To VR or not to VR

By Konstantinos Christakis

Only recently Oculus announced the retail price for the consumer version of the Virtual Reality Oculus Rift headset. It was horrendous news to say the least.

With a calculated price tag of around 750 euro, it feels like the dreams of many gamers are either being crushed or evaporated slowly as the Oculus company funnels their money, a hundred by a hundred. Many had been planning on purchasing one and I have to say that I was one of those people too. It was as if it was finally the time that we would change our conventional ways of experiencing games and insert ourselves into a (virtual) reality that would let us explore so many other things we didn't know even we could feel through interactive entertainment.

Back in the day that the Oculus Rift was announced, everyone lost their minds and started speculating as to how soon it could become a thing that each and every one of us would have at home. Virtual reality, augmented reality, all became concepts that we wanted to play with and companies took all that hype very seriously. Microsoft has already announced a bunch of amazing projects that will make use of VR or AR, but they are still "in development."

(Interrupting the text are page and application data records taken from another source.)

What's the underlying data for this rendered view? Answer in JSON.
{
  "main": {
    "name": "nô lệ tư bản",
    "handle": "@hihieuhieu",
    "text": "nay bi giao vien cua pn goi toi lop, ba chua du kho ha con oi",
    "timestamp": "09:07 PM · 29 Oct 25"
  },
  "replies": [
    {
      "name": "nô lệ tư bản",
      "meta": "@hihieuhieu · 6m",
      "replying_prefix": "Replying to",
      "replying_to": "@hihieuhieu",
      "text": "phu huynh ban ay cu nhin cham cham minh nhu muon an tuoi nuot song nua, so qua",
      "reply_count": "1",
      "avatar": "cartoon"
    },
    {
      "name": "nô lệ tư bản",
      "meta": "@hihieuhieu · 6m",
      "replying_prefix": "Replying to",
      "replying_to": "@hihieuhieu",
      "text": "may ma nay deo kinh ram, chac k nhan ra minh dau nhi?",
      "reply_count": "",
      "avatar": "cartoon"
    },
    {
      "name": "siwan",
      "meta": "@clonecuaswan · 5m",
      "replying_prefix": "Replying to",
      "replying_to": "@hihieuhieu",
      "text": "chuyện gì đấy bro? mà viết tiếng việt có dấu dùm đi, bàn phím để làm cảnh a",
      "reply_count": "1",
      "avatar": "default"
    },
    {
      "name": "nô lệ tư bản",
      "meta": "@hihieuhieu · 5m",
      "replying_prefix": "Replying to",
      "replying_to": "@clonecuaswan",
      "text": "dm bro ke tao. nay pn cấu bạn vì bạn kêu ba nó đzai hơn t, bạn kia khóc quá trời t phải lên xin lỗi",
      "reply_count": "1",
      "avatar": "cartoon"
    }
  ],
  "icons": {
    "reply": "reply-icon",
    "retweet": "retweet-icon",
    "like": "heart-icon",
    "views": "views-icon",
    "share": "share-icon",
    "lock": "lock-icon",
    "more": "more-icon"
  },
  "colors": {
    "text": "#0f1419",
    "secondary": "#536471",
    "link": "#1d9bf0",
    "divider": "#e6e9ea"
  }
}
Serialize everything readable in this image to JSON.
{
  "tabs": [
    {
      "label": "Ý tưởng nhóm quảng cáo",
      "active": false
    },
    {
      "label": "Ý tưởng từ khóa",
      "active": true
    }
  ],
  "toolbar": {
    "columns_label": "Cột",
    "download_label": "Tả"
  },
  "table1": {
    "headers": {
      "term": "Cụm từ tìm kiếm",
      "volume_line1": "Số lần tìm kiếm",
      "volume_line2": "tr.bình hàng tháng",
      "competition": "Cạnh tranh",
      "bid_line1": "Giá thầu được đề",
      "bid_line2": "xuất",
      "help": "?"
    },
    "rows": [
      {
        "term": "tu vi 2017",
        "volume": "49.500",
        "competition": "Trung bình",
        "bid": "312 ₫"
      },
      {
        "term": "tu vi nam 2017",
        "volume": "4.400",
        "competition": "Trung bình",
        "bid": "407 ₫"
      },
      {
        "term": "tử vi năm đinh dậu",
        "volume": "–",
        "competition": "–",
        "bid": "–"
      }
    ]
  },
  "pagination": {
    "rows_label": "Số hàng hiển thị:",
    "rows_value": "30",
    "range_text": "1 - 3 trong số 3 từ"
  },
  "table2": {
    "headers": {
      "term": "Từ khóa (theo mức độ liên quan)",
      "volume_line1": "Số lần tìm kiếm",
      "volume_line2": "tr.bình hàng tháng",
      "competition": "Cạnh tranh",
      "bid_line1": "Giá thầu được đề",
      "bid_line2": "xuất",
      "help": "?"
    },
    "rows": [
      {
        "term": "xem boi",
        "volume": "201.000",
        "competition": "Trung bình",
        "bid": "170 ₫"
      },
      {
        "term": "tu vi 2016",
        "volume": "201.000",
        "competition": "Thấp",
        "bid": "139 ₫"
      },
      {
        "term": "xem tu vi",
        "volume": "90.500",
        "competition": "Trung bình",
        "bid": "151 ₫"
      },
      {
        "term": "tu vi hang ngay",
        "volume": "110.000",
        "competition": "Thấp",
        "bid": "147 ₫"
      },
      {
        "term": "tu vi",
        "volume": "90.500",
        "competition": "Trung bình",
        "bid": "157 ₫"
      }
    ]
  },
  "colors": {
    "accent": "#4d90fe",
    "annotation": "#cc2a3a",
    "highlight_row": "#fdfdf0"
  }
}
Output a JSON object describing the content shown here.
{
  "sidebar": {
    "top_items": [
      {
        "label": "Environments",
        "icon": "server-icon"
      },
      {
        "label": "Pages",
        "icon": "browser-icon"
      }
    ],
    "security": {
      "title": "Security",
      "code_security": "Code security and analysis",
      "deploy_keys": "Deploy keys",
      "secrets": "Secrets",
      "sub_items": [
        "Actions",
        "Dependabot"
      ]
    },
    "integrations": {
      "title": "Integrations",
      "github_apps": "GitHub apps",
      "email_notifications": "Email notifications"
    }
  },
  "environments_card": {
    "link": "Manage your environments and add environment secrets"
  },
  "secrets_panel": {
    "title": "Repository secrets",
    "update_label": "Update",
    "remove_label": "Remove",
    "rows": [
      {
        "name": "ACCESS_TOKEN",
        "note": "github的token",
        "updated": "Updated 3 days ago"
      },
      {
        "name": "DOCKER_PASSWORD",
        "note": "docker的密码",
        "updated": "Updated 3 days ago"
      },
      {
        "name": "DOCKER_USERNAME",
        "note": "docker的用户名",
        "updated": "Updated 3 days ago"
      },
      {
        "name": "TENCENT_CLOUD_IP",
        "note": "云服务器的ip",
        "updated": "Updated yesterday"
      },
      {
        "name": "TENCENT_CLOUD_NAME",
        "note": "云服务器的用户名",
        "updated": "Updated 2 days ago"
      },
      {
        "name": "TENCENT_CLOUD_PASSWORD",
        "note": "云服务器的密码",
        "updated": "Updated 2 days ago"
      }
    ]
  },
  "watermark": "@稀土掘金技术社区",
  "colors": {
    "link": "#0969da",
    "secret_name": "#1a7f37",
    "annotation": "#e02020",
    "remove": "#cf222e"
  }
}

That dreadful sentence. The endless wait for the arrival of something that we know exists but is not yet perfect for the hands of the consumers. We even reached out to the companies for various "developers' kits" and paid the extravagant amounts of money just to have a taste of it. The fact that it won't be a "completed" thing though and that it might start having various issues and problems along the way was very discouraging though. Once you've experienced a dev kit of anything, it starts making sense as to why companies wait so long to guarantee a "consumer ready" product. But the price of the dev kit in the case of the oculus rift, wasn't that crazy. You would say we could expect a way lower price when the consumer version is out.

Apparently, that was not the case. Millions of gamers all around the globe came to a standstill the moment the first price reveal announcement came up as their eyes full of static started dropping tears of sadness. It's ok to buy a PlayStation 4 or an Xbox One but buying just a VR headset that has to go with a really good computer is already taking it really far money value-wise. But that isn't the biggest problem in this particular case.

The worse part about the whole shenanigan of VR being overpriced (or reasonably priced if you consider what is on that thing) is that there are many independent (indie) developers that started working on things that would work with the VR technology. So many indie devs that made something extraordinary and new with very low budgets. But all these games won't really be seeing the light of day and even if they do, their sales won't be high enough to motivate newer generations of developers to do the same.

There are already problems in the indie department of video games (other things too, but let's focus on that part for now) and this one is yet another push against the wall for the ever struggling market of indie. There has been a considerable growth for the market but nonetheless it could always use some kind of extra push. The VR in this case would have been the most amazing of "pushes" if it actually went as it was planned. Indie games are in most cases teams of people that go into the abyssal market of video games without any big publisher backing them. That allows them to risk and go with very innovative and even sometimes controversial concepts for their games. That makes them interesting and worth trying out. They are literally the only thing that is keeping imagination alive for the gamers at the moment. Let's not get into that though, that is a conversation for another time since it would be a shame to waste so much precious reading time in arguing about why Call of Duty is sucking the life force of the industry itself.

So, in conclusion, you have this very amazing concept and technological innovation that can change the world of entertainment as we know it, but for now, it's only for the people with a fat wallet. Or the ones that are willing to go broke for it. What would you do in this case? Wait for a couple years so that you can buy it 500 bucks or maybe even longer? Or will you go crazy and start looking for cheaper, less effective, solutions.

Published January 13th, 2016


Kelfecil (Konstantinos Christakis) resides in the Netherlands and is a freelancer writer, blogger and many other things. He is also an author and the indies press correspondent at IGN Greece. You can find more about him on his blog. You can follow him on twitter and facebook.